It’s a courtroom scene. The Judge announces to the jury “if there is reasonable doubt in your minds as to the guilt of the accused, a reasonable doubt, then you must bring me a verdict of not guilty. Now however if there is no reasonable doubt, then you must in good conscience find the accused guilty. However, you decide your verdict must be unanimous. In the event that you find the accused guilty, the bench will not entertain a recommendation for mercy. The death sentence is mandatory in this case. You are faced with a grave responsibility. Thank you Gentlemen”
That’s where it begins. 12 Jurors are assigned the task of reaching a verdict in a case in which a young boy is accused of murdering his father.
Responsibility for humankind means many things. To a few, it is a choice while to others it is inevitable. Between these two perceptions lies a fine line. Which sometimes blurs and outweighs the core beliefs of humanity. The reason is possibly man drifting from his true self owing to experience and evolution.
When the 12 men enter, the discussion room, the chaotic setup paces and gives an impression of how unimportant the case is to each one of them. Besides one person, every man in the room is talking about trivial things like how they have to be somewhere once all this is over or how this is their first experience on a Jury.
The film does a marvelous job of keeping things as real as possible. The entire movie is shot in that small meeting hall where the morals of these men are put to test by various factors. It is the sheer intelligence of the makers to introduce a story that is most uncertain when it comes to the end result. Of course, there are only two outcomes. They either come out pleading guilty or not guilty. But it is not the verdict we are worried about. It is the people who are assigned the responsibility of breaking the case down but are simply unwilling to put an effort.
But as we said, there is one man! To make them realize that they are dealing with a human life after all. Davis’ character in the film is incredibly well thought of and brilliantly executed by the amazing Henry Fonda.
An intense drama created in one small room takes you through a series of realizations. At one point, the truth about the murder seems irrelevant. It is just 12 normal humans exchanging thoughts and realizing where they stand with their views and beliefs.
In the beginning, it is Henry Fonda against the 11. The thoughtful architect wants to give the accused a benefit of the doubt and talk about possibilities.
The way Fonda shows his presence of mind even with a few hefty in the room trying to yell and talk him out of his merciful mindset is explicable. As he analyses all the evidence and witnesses, one by one the jury members begin to realize that they may have missed important facts about the case. Now they have the same goal as Davis- Not to rely on biased witnesses and bring out the facts of the mysterious murder.

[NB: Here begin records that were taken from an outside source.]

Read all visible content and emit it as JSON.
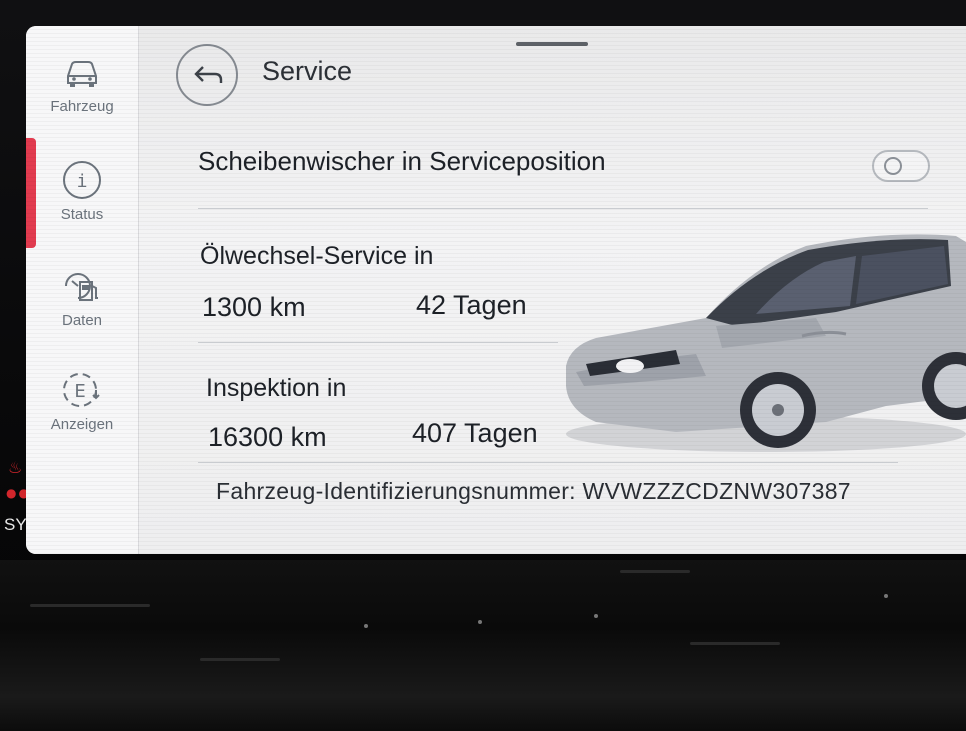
{
  "sidebar": {
    "items": [
      {
        "label": "Fahrzeug",
        "icon": "car-icon"
      },
      {
        "label": "Status",
        "icon": "info-icon"
      },
      {
        "label": "Daten",
        "icon": "trip-data-icon"
      },
      {
        "label": "Anzeigen",
        "icon": "display-icon"
      }
    ],
    "active_color": "#e23b4f"
  },
  "header": {
    "title": "Service",
    "back_icon": "back-arrow-icon"
  },
  "settings": {
    "wiper_service_label": "Scheibenwischer in Serviceposition",
    "wiper_service_enabled": false
  },
  "oil_service": {
    "title": "Ölwechsel-Service in",
    "distance": "1300 km",
    "days": "42 Tagen"
  },
  "inspection": {
    "title": "Inspektion in",
    "distance": "16300 km",
    "days": "407 Tagen"
  },
  "vin": {
    "text": "Fahrzeug-Identifizierungsnummer: WVWZZZCDZNW307387"
  },
  "bezel": {
    "sync_label": "SYNC",
    "heat_icon": "rear-defrost-icon"
  }
}
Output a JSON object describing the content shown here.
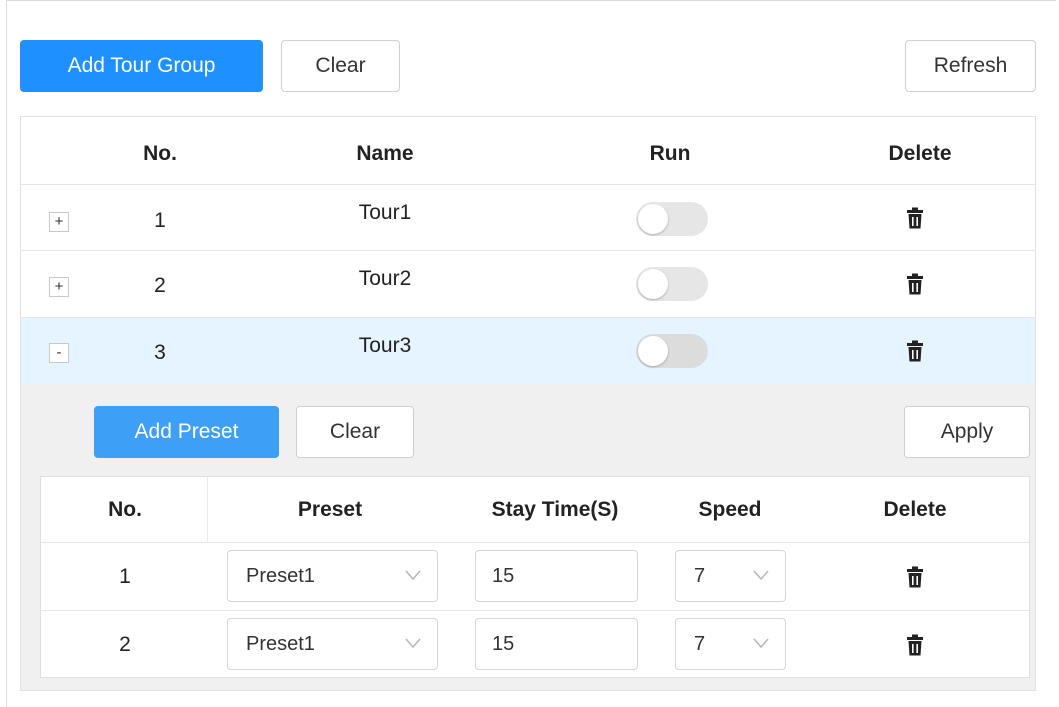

From here the excitement builds on.
Davis is never confident he will be able to change all perspectives in that room. In fact, he is uncertain of the truth more than anyone in that room. At one point he is even left dumbfound when one of the men questions his method of assumptions and asks him what if the boy really killed his father? But he is willing to put himself in the victim’s shoes to understand his plight as a slum dweller. Things like violence are an everyday experience for a boy of his origin. And the fact that he was not able to clearly detail his alibi after looking at his father’s dead body.
A brash cobb keeps yelling on top of his voice. At one point he even loses his cool and threatens to kill Davis only to strengthen his argument even further. You will absolutely adore Davis for the dignity and calm that he manages to keep in the most volatile space. Among men who he slowly turns on his side one by one, proposing the most logical possibilities. And in the process, showing them men, that there are more things to them than just themselves.
There are no special effects, no dramatic storyline. Just a simple story played out magnificently by these 12 gentlemen. Fonda’s Davis may be the highlight of the story. But the other 11 characters have a fair share of screen time. In the duration of 96 minutes, director Sidney Lumet makes sure you understand the personality of each character.
It is rather difficult to captivate an audience without giving them something elegant to stare at. The makers, however, manage to keep interests piqued with the minimal resources they have. Zooming in on characters, close facial shots and the sly background score on occasions where the men are struck with deep realizations amplify the effect.
The discussion in that room is built to give the audience, the entire account of the murder. At no point would you feel the need to see how the murder happened. Thanks to the brilliantly scripted conversations you can actually visualize what must have happened at the crime scene.
The characters are undergoing uncomfortable experiences in the room like sweating, no fan and most importantly, the arguments. But the plot never suffocates and succumbs to the claustrophobia of a small room. The script is out an out a winner. If you want to witness tension in its most raw form, this is the film you need to watch. It is marvelous how you feel what each of these characters feel. Very rarely do you come across a script that successfully weaves awkward scenes with gawkiness permeating all the way out of the frame.
It is also a powerful message about the nature of Justice and the nature of humanity itself. How law sometimes fails to understand the truth and takes wrong decisions. We judge others based on superficial details that we know and have heard of. Almost every time forgetting to realize there could be a flipside to the reality that we see.